Last week, Marc Noland reported on the Conflict Minerals Trade Act, ultimately included as an amendment to the Dodd-Frank financial legislation. The law requires firms to submit public reports to the Security and Exchange Commission (SEC) on the sourcing and chain of custody of four potential conflict minerals: columbite-tantalite, also known as coltan; cassiterite (tin oxide); wolframite (tungsten ore) and gold. In addition to company reports, the legislation requires a certified, independent, SEC-compliant audit and authorizes penalties for violators.
In the last week, we have learned a bit more about the North Korean gold angle initially broken by Jamila Trindle at FP.com, including in a a follow-up piece by Trindle. (See also the Bloomberg and Wall Street Journal stories).
According to Claigan International, which helps firms with compliance audits, 1,277 U.S. companies reported on conflict minerals prior to the SEC deadline, and 68 listed the Central Bank of the DPRK in their filings. The Claigan site has an excellent summary of the legislation as well.
In short, a law designed to monitor imports of conflict minerals from places like the Central African Republic has ended up revealing violations of US sanctions against North Korea. Those sanctions include not only goods exported directly from the DPRK to the US but—according to a Treasury spokeswoman quoted in the second Trindle piece, also “services, and technology from North Korea that are used as components of finished products of, or substantially transformed in, a third country.”
The issue is of broader substantive interest because it shows how complex it is to design sanctions regimes in the face of complex, multi-tiered supply chains. As Marc Noland speculated, firms were probably buying gold from China, which in turn had sourced from North Korea. WE checked Noland’s intuition by looking at UN COMTRADE data, and it would appear that only Hong Kong and Singapore are possible sources of the leakage: there were only five importer entries reported over the last five years, all accounted for by the two city-states.

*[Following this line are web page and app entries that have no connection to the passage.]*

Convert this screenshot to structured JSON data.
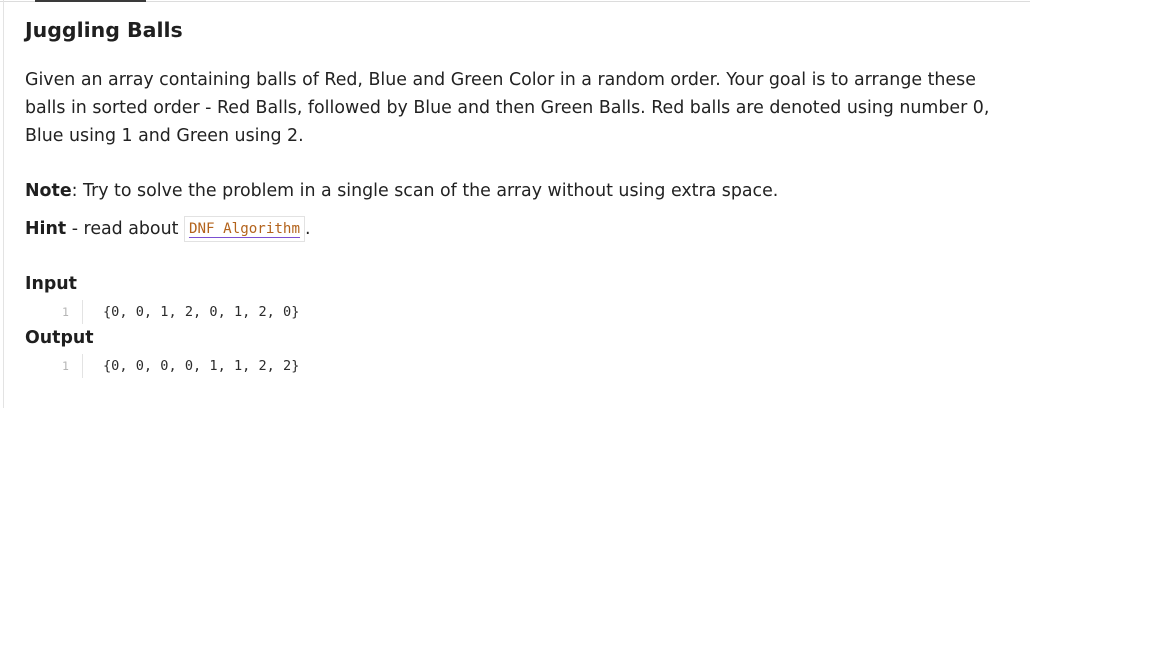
{
  "problem": {
    "title": "Juggling Balls",
    "description": "Given an array containing balls of Red, Blue and Green Color in a random order. Your goal is to arrange these balls in sorted order - Red Balls, followed by Blue and then Green Balls. Red balls are denoted using number 0, Blue using 1 and Green using 2.",
    "note_label": "Note",
    "note_text": ": Try to solve the problem in a single scan of the array without using extra space.",
    "hint_label": "Hint",
    "hint_text": " - read about ",
    "hint_link": "DNF Algorithm",
    "hint_suffix": "."
  },
  "input": {
    "label": "Input",
    "line_number": "1",
    "code": "{0, 0, 1, 2, 0, 1, 2, 0}"
  },
  "output": {
    "label": "Output",
    "line_number": "1",
    "code": "{0, 0, 0, 0, 1, 1, 2, 2}"
  },
  "colors": {
    "link_text": "#b3631c",
    "link_underline": "#7b4fd1",
    "text": "#222222"
  }
}
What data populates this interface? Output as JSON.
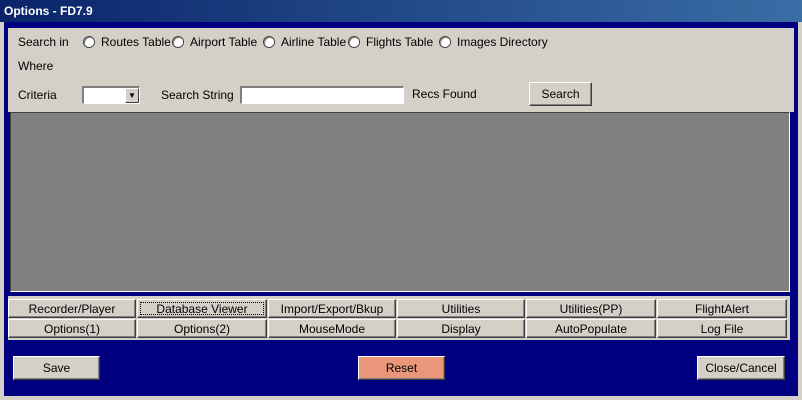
{
  "window": {
    "title": "Options - FD7.9"
  },
  "search": {
    "search_in_label": "Search in",
    "where_label": "Where",
    "criteria_label": "Criteria",
    "criteria_value": "",
    "search_string_label": "Search String",
    "search_string_value": "",
    "recs_found_label": "Recs Found",
    "search_button": "Search",
    "radios": [
      {
        "label": "Routes Table",
        "selected": false
      },
      {
        "label": "Airport Table",
        "selected": false
      },
      {
        "label": "Airline Table",
        "selected": false
      },
      {
        "label": "Flights Table",
        "selected": false
      },
      {
        "label": "Images Directory",
        "selected": false
      }
    ]
  },
  "tabs": {
    "row1": [
      "Recorder/Player",
      "Database Viewer",
      "Import/Export/Bkup",
      "Utilities",
      "Utilities(PP)",
      "FlightAlert"
    ],
    "row2": [
      "Options(1)",
      "Options(2)",
      "MouseMode",
      "Display",
      "AutoPopulate",
      "Log File"
    ],
    "active": "Database Viewer"
  },
  "footer": {
    "save_label": "Save",
    "reset_label": "Reset",
    "close_label": "Close/Cancel"
  },
  "colors": {
    "title_bar": "#0a246a",
    "client_bg": "#000080",
    "panel_bg": "#d4d0c8",
    "grid_bg": "#808080",
    "reset_button": "#e9967a"
  }
}
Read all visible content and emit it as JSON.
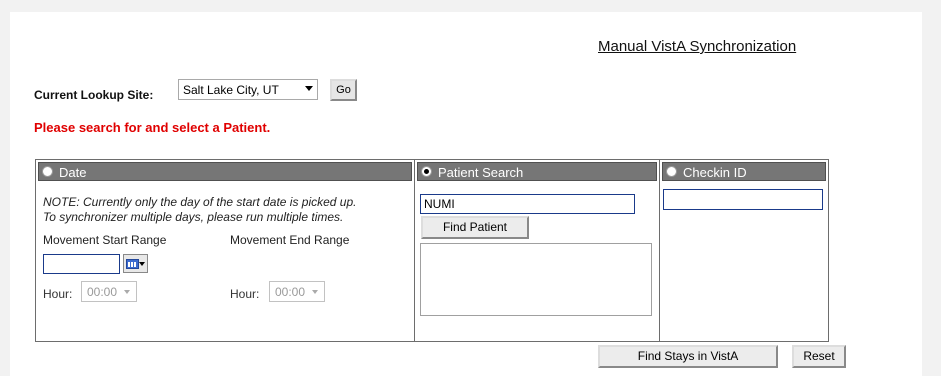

However, this is not the end of the story. It turns out that the Chinese government does not publish its gold trade statistics, but substantial volumes are probably entering the country unrecorded. Specifically, there were rumblings last year that North Korea had sold China some of its very large gold reserves—estimated as high as 2,000 tons—in 2012. The original source of this story was a Chosun Ilbo piece valuing the two-ton sale at $100 million. Rumors of more large gold sales to China resurfaced in December 2013 right around Jang Song Thaek’s ouster. While we cannot say how much gold has been traded between the two countries—and what proportion makes it onto the open market rather than the PBoC’s coffers —it is a good bet that China is one of the main channels by which North Korean gold trickles into the international supply chain.
Speaking of misleading trade statistics, there is one further wrinkle to this story which also reflects a common problem we noted recently in our posts on North Korea trade: the confusion of South and North Korea. In July 2013, another compliance organization called CFSI posted spreadsheets used by companies to report the smelters in their supply chain; those spreadsheets listed the DPRK’s central bank as one such smelter, but the country code showed the central bank as South Korean.